### Work task
Lines with the word "footer" are the answer; copy each of them from the data below.
##### Data excerpts
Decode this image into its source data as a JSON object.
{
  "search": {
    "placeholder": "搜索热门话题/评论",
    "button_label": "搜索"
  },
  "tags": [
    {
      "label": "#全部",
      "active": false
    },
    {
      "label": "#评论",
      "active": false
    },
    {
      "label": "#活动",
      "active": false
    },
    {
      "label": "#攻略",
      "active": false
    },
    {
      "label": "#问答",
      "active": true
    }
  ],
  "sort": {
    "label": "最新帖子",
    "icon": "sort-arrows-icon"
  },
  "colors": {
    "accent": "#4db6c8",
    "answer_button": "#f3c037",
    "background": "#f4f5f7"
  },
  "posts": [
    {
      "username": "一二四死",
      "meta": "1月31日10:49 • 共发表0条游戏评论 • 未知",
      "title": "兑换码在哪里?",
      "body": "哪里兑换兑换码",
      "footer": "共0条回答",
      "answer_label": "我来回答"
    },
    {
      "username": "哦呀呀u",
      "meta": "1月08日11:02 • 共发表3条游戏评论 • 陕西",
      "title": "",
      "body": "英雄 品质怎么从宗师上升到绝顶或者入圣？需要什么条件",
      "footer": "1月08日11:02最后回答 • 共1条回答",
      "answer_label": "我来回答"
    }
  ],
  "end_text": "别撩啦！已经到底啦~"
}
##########
### Solution
      "footer": "共0条回答",
      "footer": "1月08日11:02最后回答 • 共1条回答",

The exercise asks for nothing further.